VB6 beginners tutorial - Learn VB6

Advanced VB6 tutorial - Learn Advanced VB6

VB .NET - Learn Visual Basic .NET

Systems Analysis - System analysis and Design tutorial for Software Engineering

You are here: Visual Basic > Advanced VB6 tutorial > Chapter 3

MouseUp and MouseDown in VB6

The MouseDown event fires when the user presses a mouse button over a control or form. Similarly the MouseUp event occurs when the user releases the mouse button over a control or form. Note that if the user moves the mouse between the time the button was pressed and released, the same control (i.e., the control that originally received the MouseDown) will receive the MouseUp event.

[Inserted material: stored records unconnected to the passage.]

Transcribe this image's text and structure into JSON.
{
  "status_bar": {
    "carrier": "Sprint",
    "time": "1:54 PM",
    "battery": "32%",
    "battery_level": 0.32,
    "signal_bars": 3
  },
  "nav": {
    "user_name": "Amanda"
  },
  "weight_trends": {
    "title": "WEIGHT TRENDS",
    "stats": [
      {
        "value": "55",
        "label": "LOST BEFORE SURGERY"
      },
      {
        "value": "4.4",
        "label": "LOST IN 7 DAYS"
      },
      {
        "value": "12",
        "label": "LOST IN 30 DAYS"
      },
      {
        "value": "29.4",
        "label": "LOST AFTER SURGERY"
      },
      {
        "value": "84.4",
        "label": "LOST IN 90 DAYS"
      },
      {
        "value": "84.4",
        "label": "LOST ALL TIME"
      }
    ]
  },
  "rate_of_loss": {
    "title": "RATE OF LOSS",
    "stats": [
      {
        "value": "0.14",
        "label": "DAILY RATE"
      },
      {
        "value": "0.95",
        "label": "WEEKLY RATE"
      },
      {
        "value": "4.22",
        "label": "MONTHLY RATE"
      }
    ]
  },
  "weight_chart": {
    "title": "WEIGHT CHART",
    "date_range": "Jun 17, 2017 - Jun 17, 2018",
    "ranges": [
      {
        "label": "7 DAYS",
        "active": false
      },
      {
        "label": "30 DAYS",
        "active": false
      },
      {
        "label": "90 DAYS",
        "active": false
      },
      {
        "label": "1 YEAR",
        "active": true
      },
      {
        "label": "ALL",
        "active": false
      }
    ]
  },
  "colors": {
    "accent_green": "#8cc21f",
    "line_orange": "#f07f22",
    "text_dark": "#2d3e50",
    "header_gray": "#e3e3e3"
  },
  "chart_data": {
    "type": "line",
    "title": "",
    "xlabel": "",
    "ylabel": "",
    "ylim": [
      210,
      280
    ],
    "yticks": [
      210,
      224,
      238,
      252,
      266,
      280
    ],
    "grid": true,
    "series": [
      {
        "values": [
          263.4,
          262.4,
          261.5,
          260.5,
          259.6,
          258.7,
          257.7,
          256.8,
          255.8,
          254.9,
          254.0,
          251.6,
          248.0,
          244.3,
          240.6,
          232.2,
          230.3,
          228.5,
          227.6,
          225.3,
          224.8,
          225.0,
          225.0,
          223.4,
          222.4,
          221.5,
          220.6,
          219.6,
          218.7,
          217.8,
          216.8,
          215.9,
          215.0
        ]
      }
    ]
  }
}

During the MouseDown and MouseUp event procedures, you might want to know whether the left or right mouse button was pressed. You might also want to know whether or not one of the auxiliary keys (Shift, Alt, or Ctrl) also was depressed during the mouse event.

Finally, it might be nice to know the relative position of the mouse pointer within the form or control receiving the event.

All of the foregoing information is available in parameters that the MouseUp or MouseDown event procedure receives from the system. The four parameters are:

  • Button As Integer. This is a value representing which mouse button fired the event. The value of this parameter is either vbLeftButton, vbRightButton, or vbMiddleButton. Again these terms are from the point of view of a right-handed mouse. vbLeftButton always refers to the primary button, regardless of whether it's physically the left or right button.
  • Shift As Integer. This parameter represents an integer that indicates whether an auxiliary key is pressed during the Mouse event. It contains a value of 0 (none), 1 (Shift), 2 (Ctrl), 4 (Alt), or the sum of any combination of those keys. For example, if both the Ctrl and Alt key were pressed, the value of the Shift parameter is 6. You can check for the state of any one of the auxiliary keys with one of the VB constants vbAltMask, vbCtrlMask, or vbShiftMask. The following code illustrates how you could store the state of each auxiliary key in a Boolean variable within the MouseDown or MouseUp event procedure. The bit-wise representation of 1, 2, or 4 in the Shift parameter is 000000001, 000000010, 00000100. By doing a logical AND between the Shift parameter and one of the VB Shift-key constants, you can pick out whether each of the three Shift keys is currently pressed, as illustrated in Listing 3.1.
  • X As Single. This is the horizontal position of the mouse pointer from the internal left edge of the control or form receiving the event.
  • Y As Single. This is the vertical position of the mouse pointer from the internal top edge of the control or form receiving the event.


Dim blnIsAlt As Boolean
Dim blnIsCtrl As Boolean
Dim blnIsShift As Boolean
blnIsAlt = Shift And vbAltMask
blnIsCtrl = Shift And vbCtrlMask
blnIsShift = Shift And vbShiftMask

"Of course," you may be thinking, "isn't a Click event simply the combination of a MouseUp and a MouseDown?" How does the system handle this fact when the user clicks or double-clicks the mouse? In the next section we discuss how a VB program handles the combination of these various events.



<< Previous | Contents | Next >>

Home | Link to Us | About Us | Privacy Policy | Contact Us

Copyright © | All Rights Reserved